Tuesday, August 24, 2010
By Joe Smydo, Pittsburgh Post-Gazette

The Pittsburgh Water and Sewer Authority’s controversial line-insurance program is a “pretty good deal,” City Controller Michael Lamb said this morning, but the program is so lucrative that he recommended the agency consider bringing it in-house.

Mr. Lamb this morning released an audit of PWSA that looked at the line insurance program, other financial matters and a customer-service program he said is seriously wanting.

Under an agreement worked out last year and approved by the PWSA board, Utility Line Security LLC of Wilkinsburg provides water and sewer line warranties to about 100,000 customers.

The monthly charge is $5 per customer, and customers must opt out if they don’t want the protection. Some customers resented the idea.

PWSA executive director Michael Kenney has personal and professional ties to ULS president Christopher Kerr. In addition, Mr. Kenney’s daughter briefly worked for ULS after it won the contract, though he has said she had no involvement in administering the project.

Mr. Lamb said he was “not happy” that Mr. Kenney didn’t do a better job of disclosing his ties to ULS as the program debuted. He said the program offers needed service at a reasonable price but believes the authority could benefit financially by offering the insurance itself.

The contract “is of significant benefit to the provider. With 110,000 customers billed at $5 per month, PWSA is guaranteeing ULS an income of $550,000 a month or $6.6 million a year unless customers opt out.

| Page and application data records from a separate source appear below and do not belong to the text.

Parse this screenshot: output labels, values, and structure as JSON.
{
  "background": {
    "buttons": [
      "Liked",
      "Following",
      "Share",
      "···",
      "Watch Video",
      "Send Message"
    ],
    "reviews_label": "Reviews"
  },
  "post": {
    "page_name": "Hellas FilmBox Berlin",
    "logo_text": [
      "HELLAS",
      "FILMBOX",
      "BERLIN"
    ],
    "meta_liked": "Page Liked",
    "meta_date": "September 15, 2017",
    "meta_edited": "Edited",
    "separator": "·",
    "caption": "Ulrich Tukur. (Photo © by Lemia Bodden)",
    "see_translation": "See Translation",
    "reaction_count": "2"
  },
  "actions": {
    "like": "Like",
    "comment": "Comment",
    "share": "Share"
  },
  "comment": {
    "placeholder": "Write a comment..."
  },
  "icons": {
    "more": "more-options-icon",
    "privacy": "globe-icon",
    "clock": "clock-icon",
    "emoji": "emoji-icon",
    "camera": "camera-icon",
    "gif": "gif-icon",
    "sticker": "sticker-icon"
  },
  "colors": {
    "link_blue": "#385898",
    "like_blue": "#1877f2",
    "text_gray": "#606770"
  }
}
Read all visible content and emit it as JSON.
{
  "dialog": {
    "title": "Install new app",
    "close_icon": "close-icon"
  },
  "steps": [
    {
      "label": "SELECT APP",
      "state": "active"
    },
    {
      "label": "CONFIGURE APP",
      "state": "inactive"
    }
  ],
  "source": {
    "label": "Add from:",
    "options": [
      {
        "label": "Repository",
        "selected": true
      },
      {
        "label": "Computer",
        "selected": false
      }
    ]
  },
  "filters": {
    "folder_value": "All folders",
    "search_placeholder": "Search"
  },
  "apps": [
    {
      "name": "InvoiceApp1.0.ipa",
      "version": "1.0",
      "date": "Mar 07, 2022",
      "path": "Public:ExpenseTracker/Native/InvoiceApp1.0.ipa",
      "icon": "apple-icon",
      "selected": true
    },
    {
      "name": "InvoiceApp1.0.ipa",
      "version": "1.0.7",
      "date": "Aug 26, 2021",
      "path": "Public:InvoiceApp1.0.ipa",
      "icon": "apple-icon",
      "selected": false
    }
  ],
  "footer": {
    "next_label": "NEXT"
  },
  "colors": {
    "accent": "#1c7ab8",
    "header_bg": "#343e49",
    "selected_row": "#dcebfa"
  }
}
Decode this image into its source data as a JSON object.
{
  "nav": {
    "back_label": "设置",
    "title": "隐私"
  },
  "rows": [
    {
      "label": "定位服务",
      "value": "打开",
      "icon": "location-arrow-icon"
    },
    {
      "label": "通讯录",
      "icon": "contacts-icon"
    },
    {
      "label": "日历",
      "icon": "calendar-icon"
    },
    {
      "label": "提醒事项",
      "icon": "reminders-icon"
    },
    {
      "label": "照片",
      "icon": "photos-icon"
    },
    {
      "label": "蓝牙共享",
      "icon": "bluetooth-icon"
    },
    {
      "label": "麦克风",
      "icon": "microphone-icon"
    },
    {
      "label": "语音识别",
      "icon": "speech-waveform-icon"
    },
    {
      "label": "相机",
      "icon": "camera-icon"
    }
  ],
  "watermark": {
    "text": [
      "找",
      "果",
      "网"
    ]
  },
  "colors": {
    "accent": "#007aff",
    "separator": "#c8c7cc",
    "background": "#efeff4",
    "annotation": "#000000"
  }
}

Even at 75 percent participation, the number of customers participating is 82,500, yielding a monthly income of $412,500 or $4,950,000 a year,” the audit said.
In all, Mr. Lamb said, the number and scope of audit findings revealed nothing out of the ordinary at PWSA.

He said PWSA does need to improve customer-service operations, which were tested by auditors who approached the agency with customer complaints. The audit noted rude treatment by a receptionist and an e-mail that had received no response three months after it was sent.

The auditors made “some good recommendations,” and the agency is “certainly going to look at all of them,” authority spokeswoman Melissa Rubin said.
However, she said the agency may not be ready to assume the liability that would accompany a takeover of the ULS program of insuring homeowner lines. She noted the insurance would make PWSA responsible for “what is now private plumbing.”

Ms. Rubin said the agency already has added a person to the phone bank and taken other steps to improve customer service.
She noted the authority leases office space in the Strip District. Ms. Rubin said the receptionist Mr. Lamb referred to in the audit was not an authority employee but a security guard hired by the building’s owner, and that person has been replaced.